Sedimentary rocks are formed from particles eroded from older rocks, from minerals precipitated from water and/or from biogenic materials, such as shell fragments. They cover over 70% of the surface of the earth, and may host significant resources such as hydrocarbons, minerals and water.
Our research aims to develop new insight into the dynamics of sedimentary environments, how surficial sediments become incorporated into the rock record and how applied and industrial workflows can be informed by fundamental research. We are active across seven continents, looking at modern and ancient environments and working on deserts, rivers, shallow seas and deep-marine settings. Our research embraces fieldwork and associated laboratory studies, experimental modelling and associated analysis, numerical modelling, seismic data analysis and metadata analysis.
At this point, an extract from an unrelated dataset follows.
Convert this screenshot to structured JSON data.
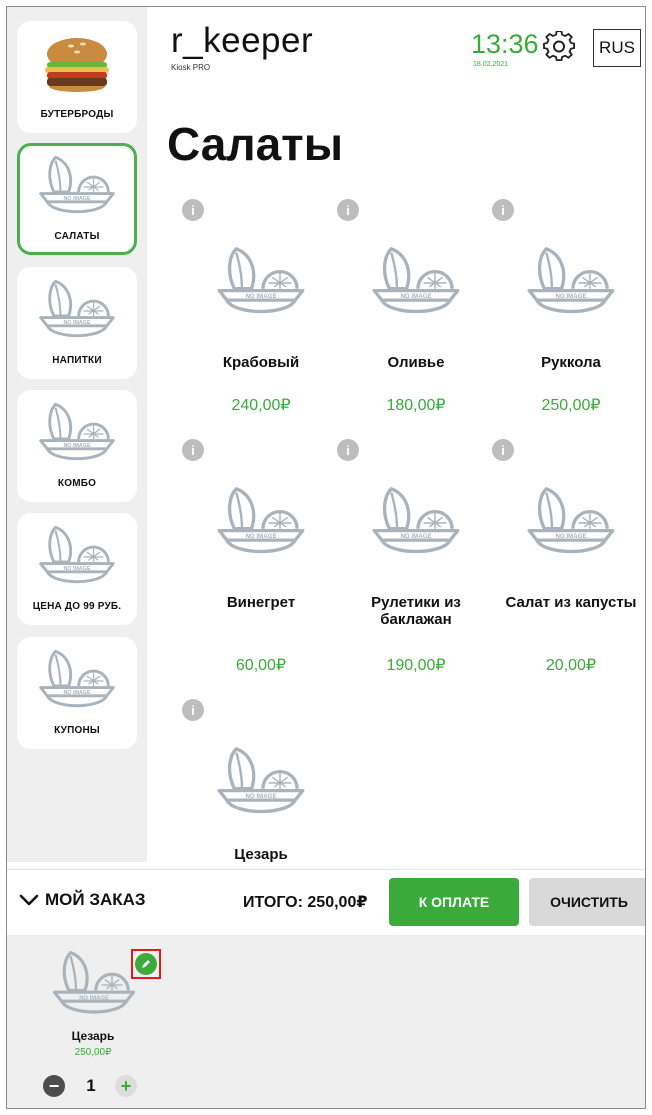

Our research themes include: clastic sediment transport, including eolean, shear flow and gravity current processes and post depositional re-mobilisation; volcaniclastic systems; tectonics and sedimentation; carbonate environments.
Current areas of research
• Eolian processes and their deposits
• Fluvial processes and their deposits
• Submarine gravity currents (debris flows, turbidity currents hybrid flows) and their deposits, including channel and lobe formation
• Bedform dynamics
• Tectonics and sedimentation
• Carbonate platforms and ramps
• Architectural and diagenetic controls on reservoir quality
• Palaeoenvironmental controls on source to sink transfer;
• Sequence stratigraphic methods
• Source rock characterisation
• Placer mineral deposition
Much of our research is conducted via Joint Industry Projects, which are oil industry-funded research consortia.
Current projects funded by industry
- Fluvial and Eolian Research Group
- LOBE 2
- Shallow Marine Research Group
- Turbidites Research Group
- East Coast Basin Project
We have opportunities for prospective postgraduate researchers. Find out more.
If you would like to discuss an area of research in more detail please contact the Research Group Lead: Professor Bill McCaffrey.